Gay leaders in Florida have all heard the rumors, and many believe that Crist is something other than straight. But the gay community also seems willing to live with a closeted gay man in office. And just as in the case of Republicans, the reasons behind their tolerance are pure politics.
"Anybody in the gay community who's working politically knows the policy nationally," Rusty Gordon, vice president of the Florida GLBT Democratic Caucus, says about the rules of outing. "Unless the politician has done something to seriously harm the gay community, outing them is considered bigotry."
In other words, because Crist is moderate on gay issues, outing him is a form of gay-bashing. But if he ever turns his back on gays, he'll be fair game.
In the days after the Foley scandal, Crist's handlers scrambled to distance their man from the fallout. They debunked theories that Crist had been close with Foley, including a widespread rumor that the two men had once been roommates. They released policy statements designed to direct attention away from Crist's personal life. Crist's comments on the Foley scandal, which he was required as attorney general to investigate, were short and neutral.

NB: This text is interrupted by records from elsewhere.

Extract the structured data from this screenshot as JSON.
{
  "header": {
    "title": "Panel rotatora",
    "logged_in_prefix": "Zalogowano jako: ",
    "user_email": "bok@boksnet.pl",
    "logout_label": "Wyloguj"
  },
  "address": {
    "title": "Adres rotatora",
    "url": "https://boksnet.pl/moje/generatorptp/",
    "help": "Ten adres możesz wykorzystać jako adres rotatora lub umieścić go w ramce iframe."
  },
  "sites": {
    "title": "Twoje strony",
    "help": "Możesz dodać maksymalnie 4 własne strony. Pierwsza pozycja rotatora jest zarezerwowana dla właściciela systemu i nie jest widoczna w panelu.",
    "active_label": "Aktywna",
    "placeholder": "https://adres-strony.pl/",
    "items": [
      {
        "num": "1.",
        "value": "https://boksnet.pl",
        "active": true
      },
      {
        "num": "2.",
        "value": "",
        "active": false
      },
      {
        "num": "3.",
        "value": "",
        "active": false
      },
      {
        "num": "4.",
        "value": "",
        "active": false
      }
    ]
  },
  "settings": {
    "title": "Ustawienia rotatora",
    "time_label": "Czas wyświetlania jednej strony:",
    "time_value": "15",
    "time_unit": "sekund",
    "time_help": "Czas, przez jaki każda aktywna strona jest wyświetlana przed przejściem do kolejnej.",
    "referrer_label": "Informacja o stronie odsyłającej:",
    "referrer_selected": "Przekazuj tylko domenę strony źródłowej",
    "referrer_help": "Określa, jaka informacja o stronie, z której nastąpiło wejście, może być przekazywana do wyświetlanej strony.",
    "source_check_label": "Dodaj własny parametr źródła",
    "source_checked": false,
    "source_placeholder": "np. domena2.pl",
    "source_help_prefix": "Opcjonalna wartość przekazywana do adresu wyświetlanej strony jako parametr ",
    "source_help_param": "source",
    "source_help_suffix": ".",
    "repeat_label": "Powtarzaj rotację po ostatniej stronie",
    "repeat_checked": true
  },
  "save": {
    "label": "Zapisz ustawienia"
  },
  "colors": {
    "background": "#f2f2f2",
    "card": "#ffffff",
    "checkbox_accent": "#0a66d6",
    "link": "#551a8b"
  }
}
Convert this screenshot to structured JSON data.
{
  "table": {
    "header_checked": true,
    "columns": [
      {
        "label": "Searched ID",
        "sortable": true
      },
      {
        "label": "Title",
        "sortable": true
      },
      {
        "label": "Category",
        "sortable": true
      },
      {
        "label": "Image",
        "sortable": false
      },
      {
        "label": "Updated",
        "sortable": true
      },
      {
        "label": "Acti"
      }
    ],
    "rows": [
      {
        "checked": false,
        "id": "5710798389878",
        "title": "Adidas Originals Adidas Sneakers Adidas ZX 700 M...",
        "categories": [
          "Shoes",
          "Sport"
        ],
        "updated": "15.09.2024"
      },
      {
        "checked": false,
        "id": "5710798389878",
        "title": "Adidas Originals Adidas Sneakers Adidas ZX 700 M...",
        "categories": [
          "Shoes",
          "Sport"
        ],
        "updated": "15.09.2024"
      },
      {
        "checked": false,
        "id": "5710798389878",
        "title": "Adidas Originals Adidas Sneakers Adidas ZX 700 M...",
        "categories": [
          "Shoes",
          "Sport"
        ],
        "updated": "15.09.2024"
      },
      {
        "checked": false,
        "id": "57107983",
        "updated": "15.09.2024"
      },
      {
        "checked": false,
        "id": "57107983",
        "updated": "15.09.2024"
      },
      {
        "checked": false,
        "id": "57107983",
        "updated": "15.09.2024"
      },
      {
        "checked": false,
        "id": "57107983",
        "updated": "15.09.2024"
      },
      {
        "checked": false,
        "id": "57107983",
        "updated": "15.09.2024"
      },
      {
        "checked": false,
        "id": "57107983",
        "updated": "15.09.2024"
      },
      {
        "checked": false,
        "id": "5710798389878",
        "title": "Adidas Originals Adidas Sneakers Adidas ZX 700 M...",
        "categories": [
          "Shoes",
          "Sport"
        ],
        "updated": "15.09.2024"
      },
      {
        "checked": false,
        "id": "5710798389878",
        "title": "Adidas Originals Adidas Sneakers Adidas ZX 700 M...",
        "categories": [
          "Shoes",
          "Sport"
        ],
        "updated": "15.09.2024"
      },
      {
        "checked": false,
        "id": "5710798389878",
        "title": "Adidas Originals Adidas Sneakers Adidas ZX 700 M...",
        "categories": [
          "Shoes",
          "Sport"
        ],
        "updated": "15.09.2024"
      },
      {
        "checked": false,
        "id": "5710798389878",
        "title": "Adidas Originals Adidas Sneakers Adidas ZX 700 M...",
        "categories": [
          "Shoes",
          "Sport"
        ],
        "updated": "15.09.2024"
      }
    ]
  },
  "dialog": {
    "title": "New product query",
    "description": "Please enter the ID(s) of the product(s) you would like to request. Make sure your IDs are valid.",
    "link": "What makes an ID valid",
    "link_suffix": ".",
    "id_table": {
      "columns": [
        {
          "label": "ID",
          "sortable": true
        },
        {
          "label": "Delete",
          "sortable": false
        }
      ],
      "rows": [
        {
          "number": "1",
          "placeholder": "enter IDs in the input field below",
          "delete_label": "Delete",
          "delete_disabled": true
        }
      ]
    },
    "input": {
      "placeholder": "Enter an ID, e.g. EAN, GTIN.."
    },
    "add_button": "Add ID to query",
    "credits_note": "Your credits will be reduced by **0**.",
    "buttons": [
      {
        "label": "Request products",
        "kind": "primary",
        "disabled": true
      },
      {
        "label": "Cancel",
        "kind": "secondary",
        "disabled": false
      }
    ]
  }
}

But for the most part, the Crist machine is sticking to its original strategy: Don't let the rumors land. Throughout election season, the Crist campaign has refused to answer questions from reporters seeking to discuss Crist's sexuality. Kathryn Pemble, Crist's girlfriend, and Amanda Morrow, his ex-wife, don't return phone calls from reporters. And when Crist can't avoid the question, he answers it quickly and without elaboration: no.
The Crist campaign hopes it's enough to get them to Election Day.